Venus Express has been in orbit since April 11, 2006, and all but one of its instruments have been returning lots of data. There's been one fly in the ointment, however, and that's the failure of its Planetary Fourier Spectrometer (PFS). The instrument works all right, except that a tiny mirror that allows the instrument to point to different targets appears to be frozen, and it's frozen in the launch configuration -- so throughout Venus Express' lifetime, PFS has been resolutely staring at its calibration target and ignoring Venus. The PFS and engineering teams have been trying all sorts of creative gambits for trying to unstick that mirror, but nothing has yet worked.
As time goes on and the mirror is still stuck, they're getting less and less gentle in their attempts to revive the instrument. Over the last couple of weeks, they've tried the spacecraft equivalent of pounding PFS with a fist. According to Don Merritt, who works in Venus Express' Science Operations Center, they decided to try moving the mirror at the same time as the spacecraft got a jolt either from its reaction wheels or its thrusters. They wouldn't use up precious fuel just to try this out, so they waited for the right moment, when the spacecraft was going to be doing one of these jolting maneuvers anyway. Like most three-axis-stabilized spacecraft, Venus Express maintains its pointing using reaction wheels, several (usually three) weighted wheels that spin inside the spacecraft. If the spacecraft speeds up the wheel in one direction, it will rotate in the opposite direction; then it applies the brake to the wheel to halt the rotation. Because friction wastes some of the energy necessary to spin and brake the spacecraft, reaction wheels tend to spin faster and faster over time, so once in a while a spacecraft has to do a "momentum dump," or despin its wheels while compensating with the thrusters.

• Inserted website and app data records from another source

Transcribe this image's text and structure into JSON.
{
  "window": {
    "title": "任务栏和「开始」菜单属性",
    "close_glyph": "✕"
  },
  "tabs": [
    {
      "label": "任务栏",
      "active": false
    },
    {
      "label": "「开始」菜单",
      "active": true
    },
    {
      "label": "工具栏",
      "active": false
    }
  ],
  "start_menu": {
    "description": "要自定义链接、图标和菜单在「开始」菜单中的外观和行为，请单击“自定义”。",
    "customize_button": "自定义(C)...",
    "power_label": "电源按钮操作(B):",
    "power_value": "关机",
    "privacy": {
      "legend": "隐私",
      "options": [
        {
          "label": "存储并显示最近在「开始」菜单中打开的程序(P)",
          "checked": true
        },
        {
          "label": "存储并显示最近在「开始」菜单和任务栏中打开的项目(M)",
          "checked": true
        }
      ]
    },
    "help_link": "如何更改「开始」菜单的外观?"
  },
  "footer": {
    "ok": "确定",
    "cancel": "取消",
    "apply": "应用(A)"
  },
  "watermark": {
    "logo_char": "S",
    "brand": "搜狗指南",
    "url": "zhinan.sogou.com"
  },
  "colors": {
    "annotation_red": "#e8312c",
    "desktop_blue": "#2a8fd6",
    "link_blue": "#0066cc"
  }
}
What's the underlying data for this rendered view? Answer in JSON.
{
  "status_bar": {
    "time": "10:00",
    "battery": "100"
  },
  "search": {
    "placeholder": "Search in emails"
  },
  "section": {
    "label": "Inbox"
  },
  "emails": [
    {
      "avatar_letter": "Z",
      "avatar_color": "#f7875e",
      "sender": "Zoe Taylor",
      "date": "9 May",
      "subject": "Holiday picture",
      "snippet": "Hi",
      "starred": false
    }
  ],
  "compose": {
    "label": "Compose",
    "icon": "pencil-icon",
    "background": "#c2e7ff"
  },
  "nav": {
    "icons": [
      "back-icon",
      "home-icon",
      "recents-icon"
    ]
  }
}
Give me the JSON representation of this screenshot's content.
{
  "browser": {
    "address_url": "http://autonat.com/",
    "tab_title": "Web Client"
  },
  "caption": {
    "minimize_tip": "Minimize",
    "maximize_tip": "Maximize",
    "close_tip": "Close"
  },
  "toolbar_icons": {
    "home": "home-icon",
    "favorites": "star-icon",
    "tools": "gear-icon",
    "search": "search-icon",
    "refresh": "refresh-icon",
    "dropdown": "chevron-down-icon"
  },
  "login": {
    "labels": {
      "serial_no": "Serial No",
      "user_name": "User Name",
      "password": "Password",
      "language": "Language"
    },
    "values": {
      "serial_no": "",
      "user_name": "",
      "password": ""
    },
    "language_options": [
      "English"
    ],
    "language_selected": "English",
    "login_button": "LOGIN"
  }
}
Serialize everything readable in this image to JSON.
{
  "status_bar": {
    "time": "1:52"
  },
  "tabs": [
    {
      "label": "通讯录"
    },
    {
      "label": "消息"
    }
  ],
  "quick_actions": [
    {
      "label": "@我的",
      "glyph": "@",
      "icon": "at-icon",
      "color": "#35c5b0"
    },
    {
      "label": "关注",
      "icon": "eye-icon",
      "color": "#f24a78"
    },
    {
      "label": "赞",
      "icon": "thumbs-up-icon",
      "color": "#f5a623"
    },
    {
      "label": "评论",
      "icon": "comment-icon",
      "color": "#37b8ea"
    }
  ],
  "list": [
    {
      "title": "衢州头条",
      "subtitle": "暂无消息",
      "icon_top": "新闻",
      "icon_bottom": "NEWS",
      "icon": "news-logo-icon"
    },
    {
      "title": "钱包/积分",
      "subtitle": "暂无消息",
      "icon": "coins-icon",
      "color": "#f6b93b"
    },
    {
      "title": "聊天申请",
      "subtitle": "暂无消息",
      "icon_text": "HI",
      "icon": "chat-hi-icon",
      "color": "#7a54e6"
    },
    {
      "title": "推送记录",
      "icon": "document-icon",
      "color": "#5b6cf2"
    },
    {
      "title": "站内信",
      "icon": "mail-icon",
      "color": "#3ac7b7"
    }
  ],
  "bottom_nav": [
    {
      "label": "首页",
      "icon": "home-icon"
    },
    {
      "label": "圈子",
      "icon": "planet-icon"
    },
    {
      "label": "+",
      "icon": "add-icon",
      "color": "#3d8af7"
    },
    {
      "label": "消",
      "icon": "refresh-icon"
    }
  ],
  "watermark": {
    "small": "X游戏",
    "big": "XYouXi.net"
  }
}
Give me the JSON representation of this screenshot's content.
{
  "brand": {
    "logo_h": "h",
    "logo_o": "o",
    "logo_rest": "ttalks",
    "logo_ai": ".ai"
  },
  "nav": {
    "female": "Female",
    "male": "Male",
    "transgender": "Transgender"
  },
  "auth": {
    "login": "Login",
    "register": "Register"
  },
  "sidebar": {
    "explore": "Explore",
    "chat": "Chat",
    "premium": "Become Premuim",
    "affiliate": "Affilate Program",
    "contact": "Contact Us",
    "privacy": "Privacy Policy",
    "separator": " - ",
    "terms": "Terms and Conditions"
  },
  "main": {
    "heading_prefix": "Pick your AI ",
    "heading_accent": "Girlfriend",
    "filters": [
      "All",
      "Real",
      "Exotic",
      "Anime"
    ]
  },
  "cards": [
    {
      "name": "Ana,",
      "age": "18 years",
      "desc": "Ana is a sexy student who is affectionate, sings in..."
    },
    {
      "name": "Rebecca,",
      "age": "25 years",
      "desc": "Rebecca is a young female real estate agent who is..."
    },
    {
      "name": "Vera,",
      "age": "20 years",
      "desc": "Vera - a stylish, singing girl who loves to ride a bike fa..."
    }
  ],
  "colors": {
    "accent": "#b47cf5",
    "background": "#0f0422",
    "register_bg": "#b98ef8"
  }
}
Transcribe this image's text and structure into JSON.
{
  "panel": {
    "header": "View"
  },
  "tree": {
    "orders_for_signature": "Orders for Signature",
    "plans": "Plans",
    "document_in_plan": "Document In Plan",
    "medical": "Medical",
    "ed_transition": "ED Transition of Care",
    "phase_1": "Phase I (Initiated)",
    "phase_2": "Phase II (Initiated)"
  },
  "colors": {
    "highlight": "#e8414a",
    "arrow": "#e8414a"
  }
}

So the Venus Express team commanded PFS' mirror to move during one of these momentum dumps, in the hopes that it would kick the mirror free. Sadly, it appears not to have worked.